There are four basic steps in providing genetic counseling services:
- Diagnosis - This requires taking an accurate and detailed family and medical history and possibly conducting a physical examination and laboratory testing.
- Information Counseling - Communicating information and education to the patient and family is an important step in the process.
- Supportive Counseling - Providing emotional and psychological support for families, as well as referral to support groups concerning a specific condition, is an important role for the genetic counselor.
- Follow-up - The counseling session and the long-term medical recommendations should be summarized in a follow-up letter to the patient. Who Benefits from Genetic Services?
Who Benefits from Genetic Services?
- Women whose pregnancy may be at increased risk for complications or birth defects based on age, blood tests, ultra-sound findings or family history
- Women who have had two or more miscarriages, a stillbirth or a baby who died

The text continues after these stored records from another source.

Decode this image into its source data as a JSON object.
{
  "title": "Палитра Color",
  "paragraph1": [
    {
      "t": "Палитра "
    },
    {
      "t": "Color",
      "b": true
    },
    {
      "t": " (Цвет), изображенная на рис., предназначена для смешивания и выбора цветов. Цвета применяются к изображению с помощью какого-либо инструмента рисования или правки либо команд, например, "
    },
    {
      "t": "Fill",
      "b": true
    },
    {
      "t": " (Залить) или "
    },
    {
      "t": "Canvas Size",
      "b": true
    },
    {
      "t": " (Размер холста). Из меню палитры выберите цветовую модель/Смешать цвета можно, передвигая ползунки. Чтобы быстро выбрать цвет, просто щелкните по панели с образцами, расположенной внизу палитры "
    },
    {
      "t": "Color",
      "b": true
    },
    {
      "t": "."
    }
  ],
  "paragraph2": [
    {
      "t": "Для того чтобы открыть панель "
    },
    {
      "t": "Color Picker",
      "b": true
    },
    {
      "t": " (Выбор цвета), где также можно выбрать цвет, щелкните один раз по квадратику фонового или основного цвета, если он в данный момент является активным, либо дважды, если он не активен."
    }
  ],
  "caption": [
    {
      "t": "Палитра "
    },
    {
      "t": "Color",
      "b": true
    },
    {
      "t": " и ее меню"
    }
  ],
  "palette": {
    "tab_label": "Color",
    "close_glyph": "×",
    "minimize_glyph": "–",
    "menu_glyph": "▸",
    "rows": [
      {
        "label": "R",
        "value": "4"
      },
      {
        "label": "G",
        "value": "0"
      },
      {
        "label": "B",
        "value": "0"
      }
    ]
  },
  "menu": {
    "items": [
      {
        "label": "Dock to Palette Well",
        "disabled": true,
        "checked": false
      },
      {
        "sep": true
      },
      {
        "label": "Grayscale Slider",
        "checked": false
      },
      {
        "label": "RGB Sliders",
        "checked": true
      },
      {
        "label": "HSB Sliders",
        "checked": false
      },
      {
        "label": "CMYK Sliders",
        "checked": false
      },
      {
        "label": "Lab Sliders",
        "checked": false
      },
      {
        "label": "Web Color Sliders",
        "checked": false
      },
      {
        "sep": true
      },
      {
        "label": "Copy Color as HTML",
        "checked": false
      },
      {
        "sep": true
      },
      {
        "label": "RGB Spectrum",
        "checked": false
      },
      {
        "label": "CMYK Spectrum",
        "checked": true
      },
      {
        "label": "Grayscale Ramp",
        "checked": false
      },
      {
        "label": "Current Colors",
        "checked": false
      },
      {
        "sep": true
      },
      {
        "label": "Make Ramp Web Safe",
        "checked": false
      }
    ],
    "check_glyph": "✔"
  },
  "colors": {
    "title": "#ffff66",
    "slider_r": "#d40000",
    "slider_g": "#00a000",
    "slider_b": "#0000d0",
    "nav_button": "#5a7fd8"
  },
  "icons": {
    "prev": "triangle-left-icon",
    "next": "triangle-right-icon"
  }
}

- Women considering pregnancy or who are pregnant and taking prescription medication
- Couples who would like prenatal testing or more information about genetic conditions that occur more frequently in their ethnic group
- Couples who are blood relatives
- Parents whose child has been diagnosed with a genetic condition, mental retardation or birth defect
- Individuals who are concerned about their personal risk for disease based on lifestyle, occupational exposures, medical history or family history
- Individuals who are concerned about their risk of developing cancer based on personal or family history
What Should You Ask a Genetic Counselor?
- What causes this condition?
- What are the features of this condition?
- What are the long-term effects of this condition?
- What is the life expectancy of someone with this condition?
- How is this condition treated?
- Is there a cure for this condition?
- What other health care professionals should I see?
- What special care does a person with this condition require?
- Will this condition improve or worsen over time?
- Are there tests available to see if a person is affected with or is at risk for this condition?
- How accurate are the tests for this condition?
- Is this condition passed from one generation to the next?
- Can a person not have this condition but still pass it on to his or her children?
- Can a person get this condition from being around others who have it?
- Could my children or siblings have this condition?
- How will this diagnosis affect my health/life insurance?
- Where can I go for a second opinion?
- What are the medical costs likely to be?
- Is there financial assistance available for individuals with this condition?
- Are there organizations or support groups where I can talk to other people with this condition?
- When might it be appropriate to see you again?
- Fact Sheet: BRCA1-2
- Fact Sheet: Lynch Syndrome for Health Care Professionals
- Fact Sheet: Lynch Syndrome for Public
- Fact Sheet: Prenatal Diagnostic Tests
- Fact Sheet: Prenatal Diagnostic Tests (En Español)
- Fact Sheet: Prenatal Screening Tests
- Fact Sheet: Prenatal Screening Tests (En Español)
- Fact Sheet: Noninvasive Prenatal Testing - For Consumers
- Fact Sheet: Noninvasive Prenatal Testing - For Physicians
- Family Health History Record Keeper
- Genetics Program Manual for Local Health Departments (2008)
- IL State Genetics Plan (2007)